Way back at the beginning of this journey with cancer, a friend gifted me a notebook with an inscription inside. She quoted Paul Billheimer and wrote "Don't waste your sorrows"; she quoted Tim Keller and wrote "Don't squander your suffering." When I first read these words, I wasn't sure what to think. I mean, I had just found out I had cancer and felt like life, as I knew it, was unravelling all around me. I didn't know what the future would hold. I didn't know if I would be around to be in that future. I felt fragile and intensely aware of the limits of life. For a whole week, I could not scold my children or get annoyed at my husband because I was worried that our time together was coming to an end. And I wanted to cherish every moment.
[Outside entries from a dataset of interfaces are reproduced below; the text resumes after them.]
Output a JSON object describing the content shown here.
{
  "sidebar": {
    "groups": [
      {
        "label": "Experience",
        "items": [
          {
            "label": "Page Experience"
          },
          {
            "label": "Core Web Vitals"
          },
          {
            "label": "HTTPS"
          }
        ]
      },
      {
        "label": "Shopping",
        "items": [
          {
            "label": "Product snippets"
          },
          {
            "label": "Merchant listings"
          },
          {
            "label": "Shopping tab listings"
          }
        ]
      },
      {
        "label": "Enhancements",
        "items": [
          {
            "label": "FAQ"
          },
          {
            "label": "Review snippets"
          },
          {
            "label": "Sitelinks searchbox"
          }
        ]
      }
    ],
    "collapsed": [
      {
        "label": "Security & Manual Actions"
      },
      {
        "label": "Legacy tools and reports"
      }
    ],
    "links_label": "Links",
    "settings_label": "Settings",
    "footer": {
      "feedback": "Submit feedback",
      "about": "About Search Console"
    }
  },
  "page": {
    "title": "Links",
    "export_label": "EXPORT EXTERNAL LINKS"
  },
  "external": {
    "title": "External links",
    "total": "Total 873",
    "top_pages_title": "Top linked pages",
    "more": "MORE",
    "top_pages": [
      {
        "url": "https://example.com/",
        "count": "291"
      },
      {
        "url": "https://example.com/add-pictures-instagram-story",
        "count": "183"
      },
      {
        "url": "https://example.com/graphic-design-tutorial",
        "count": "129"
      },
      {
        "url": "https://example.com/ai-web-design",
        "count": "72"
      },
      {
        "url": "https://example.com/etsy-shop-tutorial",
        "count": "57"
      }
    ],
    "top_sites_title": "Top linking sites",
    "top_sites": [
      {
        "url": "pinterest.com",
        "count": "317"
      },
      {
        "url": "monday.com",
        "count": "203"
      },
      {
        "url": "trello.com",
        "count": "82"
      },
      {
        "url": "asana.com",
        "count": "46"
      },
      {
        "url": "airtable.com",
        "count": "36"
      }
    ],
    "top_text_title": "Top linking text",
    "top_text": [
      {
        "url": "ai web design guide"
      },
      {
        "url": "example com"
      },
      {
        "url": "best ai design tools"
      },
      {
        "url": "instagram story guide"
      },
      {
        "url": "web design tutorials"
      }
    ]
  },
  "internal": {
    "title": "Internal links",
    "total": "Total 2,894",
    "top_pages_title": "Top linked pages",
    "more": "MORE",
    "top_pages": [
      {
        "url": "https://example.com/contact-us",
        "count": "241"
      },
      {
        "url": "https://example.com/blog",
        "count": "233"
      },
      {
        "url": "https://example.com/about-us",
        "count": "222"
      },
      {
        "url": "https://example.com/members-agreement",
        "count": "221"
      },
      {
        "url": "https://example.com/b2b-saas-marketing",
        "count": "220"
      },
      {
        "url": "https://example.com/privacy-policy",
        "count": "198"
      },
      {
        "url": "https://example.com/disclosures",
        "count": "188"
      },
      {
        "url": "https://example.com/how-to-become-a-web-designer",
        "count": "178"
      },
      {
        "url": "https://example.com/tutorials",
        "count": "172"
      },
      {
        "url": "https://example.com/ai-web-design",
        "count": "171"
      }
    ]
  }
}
But then those words "Don't waste.....don't squander your suffering" kept niggling away at me because I DID want to get rid of these new-found sorrows. I wanted to take them, throw them in a box, duct-tape and chain up that box and mail it to Vanuatu. With no return address included.
I spent a lot of time crying.
I drank a lot of wine so that I could fall into dreamless sleeps that were cancer-free.
Paul and I spent a lot of time holding each other and worrying.
Finally, we took our tears, our sleeplessness, and our worry to God. We cried out from the depths of our troubles and laid them before our God.
"We are worried and we are scared, God," we prayed, "We don't know what is going to happen or how sick I am going to get. We don't know what this is going to mean for our family. We cannot do this on our own. Please please help us."
We cried out in our trouble and felt God lift us out of our distress.
The cancer was there.
The chemo, surgery and radiation was there.
But the distress was gone......or mostly gone. Alleviated, certainly!
And we could feel the load lifted, the trouble transferred, the struggles sustained.
It wasn't something that happened in the blink of an eye but, rather, something that happened as we spent more time with God.
Reading about Him: We were freaked out about what stage cancer I had but worrying only made us fidgety and irritable. We felt hopeless and helpless, so we opened up our Bibles and read, "It is the LORD who goes before you. He will be with you; he will not leave you or forsake you. Do not fear or be dismayed" (Deut. 31: 8). Okay....that's cool, right? We certainly felt less alone in all this!
Reflecting on God's promises: There's a lot of waiting around in sickness. Waiting for blood-work, waiting for appointments, waiting for doctors to clarify tests.....waiting waiting waiting. Time and space for worry to creep in. Time and space for reflection.... "fear not, for I am with you;" we read in Isaiah, "be not dismayed, for I am your God; I will strengthen you, I will help you, I will uphold you with my righteous right hand" (Isaiah 41: 10). We could use some strength and help, we ruminated.
Praying to Him: Being constant in prayer became a thing. I was praying every day over everything. I even found myself beginning my prayers with a "Hey, God...it's me...AGAIN...." ; prayer began to feel like such a natural conversation with God. I even found myself sneaking off to my room through-out the day to converse with God alone. Prayer helped me feel sorted me out.
I wonder if you've had moments like this:
If troubles have dropped you to your knees and all that's left is crying out; ragged ripped raw crying out. Gut-wrenching grief crying out.
Maybe the point is that we have to come to the end of ourselves so that we finally turn and see God.
There. Always right there. Waiting.
Waiting for our cries so that He can lift up, lift out, love, and lead.
Maybe the whole point is not a return to innocence and the way things used to be but, rather, a leaning into the sufferings - as painful as they have been - and learning.